residency for associates nurse

  1. Help I can't find a residency jobs for anything but BSN.
    I will graduate soon. I have been a LPN for 10 years but I might end up just sticking with what I know if I don't think I can find great training in the hospitals. I don't understand why people with more education get more training. How does that make sense? One hospital in the area said I could work somewhere for six months as a RN and than apply for a regular RN position but not the residency. The hospital is a complex system. There is research that says residency programs lead to increase job satisfaction and the turnover rate is less. I just don't understand.
    •  
  2. Visit yellowflower35 profile page

    About yellowflower35

    Joined: Nov '17; Posts: 1

    2 Comments

  3. by   adventure_rn
    I think that the 'residency' term is misleading.
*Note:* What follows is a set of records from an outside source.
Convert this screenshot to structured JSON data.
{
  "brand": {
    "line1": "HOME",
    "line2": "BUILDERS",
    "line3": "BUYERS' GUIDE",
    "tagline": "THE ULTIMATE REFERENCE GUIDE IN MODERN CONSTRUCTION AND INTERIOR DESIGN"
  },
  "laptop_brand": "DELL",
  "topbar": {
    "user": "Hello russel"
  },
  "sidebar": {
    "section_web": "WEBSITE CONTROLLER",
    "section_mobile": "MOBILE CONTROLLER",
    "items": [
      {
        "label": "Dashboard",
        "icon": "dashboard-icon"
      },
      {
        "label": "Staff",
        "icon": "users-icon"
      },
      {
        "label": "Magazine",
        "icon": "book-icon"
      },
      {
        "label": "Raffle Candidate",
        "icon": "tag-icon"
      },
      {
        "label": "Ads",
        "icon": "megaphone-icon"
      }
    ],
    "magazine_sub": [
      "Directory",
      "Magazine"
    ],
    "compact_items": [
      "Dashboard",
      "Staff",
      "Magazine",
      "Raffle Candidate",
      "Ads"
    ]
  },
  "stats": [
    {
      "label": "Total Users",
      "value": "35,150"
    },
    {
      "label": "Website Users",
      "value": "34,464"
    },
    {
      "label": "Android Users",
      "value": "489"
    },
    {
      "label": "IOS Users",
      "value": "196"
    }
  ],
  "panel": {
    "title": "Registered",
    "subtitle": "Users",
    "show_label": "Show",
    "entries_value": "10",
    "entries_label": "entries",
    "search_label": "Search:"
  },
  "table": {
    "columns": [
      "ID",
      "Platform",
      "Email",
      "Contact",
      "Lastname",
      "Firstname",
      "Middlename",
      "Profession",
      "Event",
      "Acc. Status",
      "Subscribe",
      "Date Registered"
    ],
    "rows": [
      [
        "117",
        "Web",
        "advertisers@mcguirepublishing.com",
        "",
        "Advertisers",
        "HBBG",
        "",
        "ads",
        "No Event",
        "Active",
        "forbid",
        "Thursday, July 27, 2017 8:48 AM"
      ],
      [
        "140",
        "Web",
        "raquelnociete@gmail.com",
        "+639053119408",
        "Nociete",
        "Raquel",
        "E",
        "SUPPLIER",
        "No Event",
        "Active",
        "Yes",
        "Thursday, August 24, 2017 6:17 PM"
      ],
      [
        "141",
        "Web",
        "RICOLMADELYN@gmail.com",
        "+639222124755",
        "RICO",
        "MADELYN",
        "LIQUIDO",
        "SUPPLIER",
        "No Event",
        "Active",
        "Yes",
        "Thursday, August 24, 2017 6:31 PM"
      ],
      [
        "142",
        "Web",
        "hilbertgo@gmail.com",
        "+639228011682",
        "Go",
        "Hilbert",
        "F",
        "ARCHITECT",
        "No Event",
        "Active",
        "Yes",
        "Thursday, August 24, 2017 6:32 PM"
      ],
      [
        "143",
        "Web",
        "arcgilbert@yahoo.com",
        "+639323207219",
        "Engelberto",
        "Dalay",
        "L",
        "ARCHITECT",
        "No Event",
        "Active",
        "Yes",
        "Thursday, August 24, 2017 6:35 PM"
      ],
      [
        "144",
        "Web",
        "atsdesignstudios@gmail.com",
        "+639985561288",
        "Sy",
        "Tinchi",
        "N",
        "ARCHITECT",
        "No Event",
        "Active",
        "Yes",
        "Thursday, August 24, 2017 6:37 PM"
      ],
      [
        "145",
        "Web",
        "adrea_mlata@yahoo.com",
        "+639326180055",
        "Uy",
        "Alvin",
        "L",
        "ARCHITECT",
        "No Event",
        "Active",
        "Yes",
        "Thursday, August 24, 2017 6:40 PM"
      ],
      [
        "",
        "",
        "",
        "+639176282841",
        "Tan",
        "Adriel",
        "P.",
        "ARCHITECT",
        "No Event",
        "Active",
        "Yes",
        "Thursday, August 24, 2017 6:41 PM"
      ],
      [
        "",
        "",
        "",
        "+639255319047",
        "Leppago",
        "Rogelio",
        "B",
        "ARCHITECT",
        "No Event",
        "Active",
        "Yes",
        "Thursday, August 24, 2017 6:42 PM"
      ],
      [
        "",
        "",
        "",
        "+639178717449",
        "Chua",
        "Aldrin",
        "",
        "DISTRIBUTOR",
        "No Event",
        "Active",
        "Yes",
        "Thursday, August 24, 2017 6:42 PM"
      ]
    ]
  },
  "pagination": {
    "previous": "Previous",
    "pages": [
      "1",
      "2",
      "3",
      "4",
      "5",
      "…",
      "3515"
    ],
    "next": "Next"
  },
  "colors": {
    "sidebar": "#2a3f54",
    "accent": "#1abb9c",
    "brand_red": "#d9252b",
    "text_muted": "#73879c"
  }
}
All it really means is a prolonged 'new grad' orientation, regardless of where you work. It's all semantics. For instance, I might work at a hospital with a 'residency' and get four months of new grad orientation, and you might work at a hospital without a formal residency and get four months of new grad orientation. Even though mine is called a 'residency' and yours isn't, we're still getting the same training.

    It seems to me like the real issue is getting hired as a 'new grad' in your area with an ADN. From your post, it sounds like your local hospitals are willing to hire experienced ADNs, but not new grad ADNs. You're in a unique category as a former LPN with a decade of experience; you bring pertinent nursing experience to the table but you're not an 'experienced ADN.'

    Do the hospitals with new grad postings say 'BSN preferred' or 'BSN required'? If preferred, I'd definitely submit your application. Even if it says required, it might not hurt to submit your application anyway. Given your work history, you may be a stronger candidate than a new grad BSN without any work experience. I'd cast a wide net; apply as many places as possible, and don't shy away from facilities just because their new grad onboarding program doesn't include the word residency. It's totally possible for 'non-residency' units to have an awesome new grad orientation, and for programs that call themselves a 'residency' to have a terrible new grad orientation.

    If you can't get a hospital job right out of school, still try to use your ADN. You say that you might stick with what you know; unclear if that means your employer, or specifically your LPN job. Even if you stay with your current employer, I'd definitely work under your ADN license rather than staying in your LPN role. That way, if you do decide to apply to hospital jobs later on you'll be in the 'experienced ADN' category. Once you start in the hospital, you should still receive an extensive, thorough orientation adjusted to meet your needs and level of experience.
    Last edit by adventure_rn on Dec 6, '17
  4. by   NICUorbust
    I'm graduating with my ADN in May. I already have a list of "residencies" that accept ADN's longer than I can count, all over the country! Feel free to PM me if you like.

close